The discussion from here goes into detail about the painstaking process of editing film, and especially editing big action or sci-fi blockbusters, such as editing Star Trek during the writer’s strike. Brandon mentions that these types of films are difficult to write out on paper, and that something like a battle scene is written as a sequence of shots, but in the cutting room, it must become its own living story through cohesion of narrative elements and grand visual effects. That is to say, editors spend a great deal of time helping the stories that aren’t written specifically with narrative come to life on the screen.
While Maryann Brandon appears to be playing nice with her initial comments regarding the direction of The Last Jedi, Mary Jo Markey’s initial silence on the subject was followed by a stinging right cross –
It’s very strange to have the [The Last Jedi] consciously undo the storytelling of the [The Force Awakens]. I’m sorry, but that’s what it felt like.-Mary Jo Markey
Her apology is clearly to fans that find her statement offensive or controversial, but not for her opinion of The Last Jedi undoing narrative threads weaved in The Force Awakens.
This isn’t an argument about whether we as fans enjoy this movie or that, but it does highlight that whatever grand and overarching theme was present during the writing and filming of The Force Awakens, appears to have been ultimately disregarded or thrown out completely in favor of the new directions Rian Johnson wanted to take the Sequel Trilogy with The Last Jedi.
If so, what was this original story? Why and how did Rian Johnson and Lucasfilm Ltd. justify abandoning said story? The answers to these questions may never fully surface. However, they warrant further examination considering the steady decline in public interest for the intellectual property of Star Wars following the global success of The Force Awakens.

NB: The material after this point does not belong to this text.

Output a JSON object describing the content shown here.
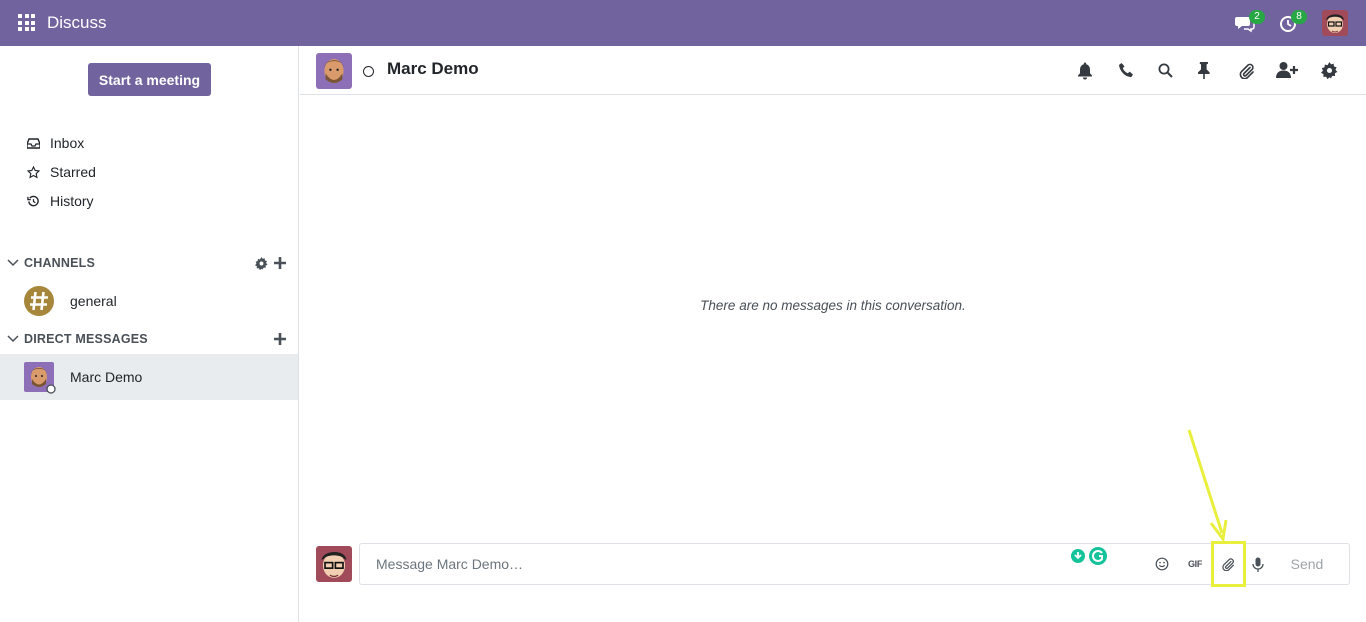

Building on this foundation and revelation from Brandon and Markey, I’ll begin digging deeper into and expand upon my initial impressions and review of The Rise of Skywalker and assess the Sequel Trilogy as a whole.